#### [Problem description]
In the listing, find every line that has the string "creation" and copy it.
BEGIN
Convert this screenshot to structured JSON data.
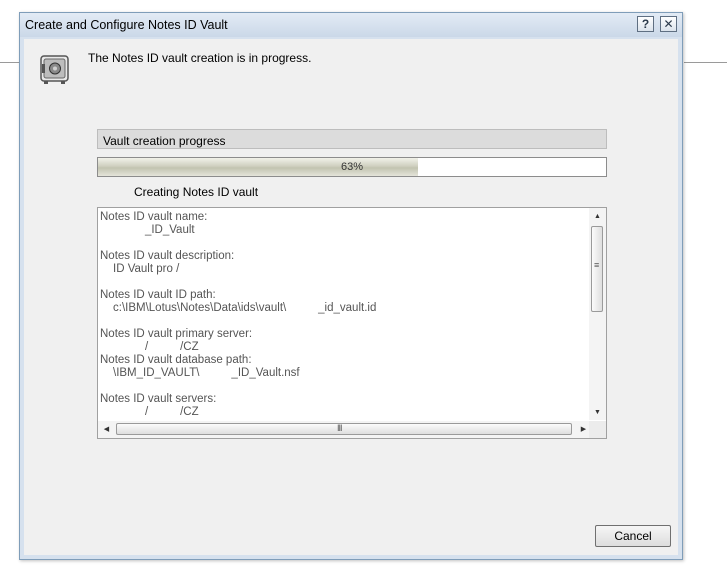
{
  "dialog": {
    "title": "Create and Configure Notes ID Vault",
    "help_glyph": "?",
    "close_glyph": "✕"
  },
  "status": {
    "message": "The Notes ID vault creation is in progress.",
    "icon": "vault-safe-icon"
  },
  "progress": {
    "header": "Vault creation progress",
    "percent_text": "63%",
    "value_fraction": 0.63,
    "step_message": "Creating Notes ID vault"
  },
  "log": {
    "entries": [
      {
        "label": "Notes ID vault name:",
        "value": "          _ID_Vault"
      },
      {
        "label": "Notes ID vault description:",
        "value": "ID Vault pro /"
      },
      {
        "label": "Notes ID vault ID path:",
        "value": "c:\\IBM\\Lotus\\Notes\\Data\\ids\\vault\\          _id_vault.id"
      },
      {
        "label": "Notes ID vault primary server:",
        "value": "          /          /CZ"
      },
      {
        "label": "Notes ID vault database path:",
        "value": "\\IBM_ID_VAULT\\          _ID_Vault.nsf"
      },
      {
        "label": "Notes ID vault servers:",
        "value": "          /          /CZ"
      }
    ]
  },
  "scrollbar": {
    "up_glyph": "▲",
    "down_glyph": "▼",
    "left_glyph": "◀",
    "right_glyph": "▶",
    "grip": "≡",
    "hgrip": "III"
  },
  "buttons": {
    "cancel": "Cancel"
  },
  "colors": {
    "window_frame": "#d6e1ee",
    "client_bg": "#f0f0f0",
    "progress_fill": "#cfd0c0"
  }
}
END
#### [Answer below]
    "message": "The Notes ID vault creation is in progress.",
    "header": "Vault creation progress",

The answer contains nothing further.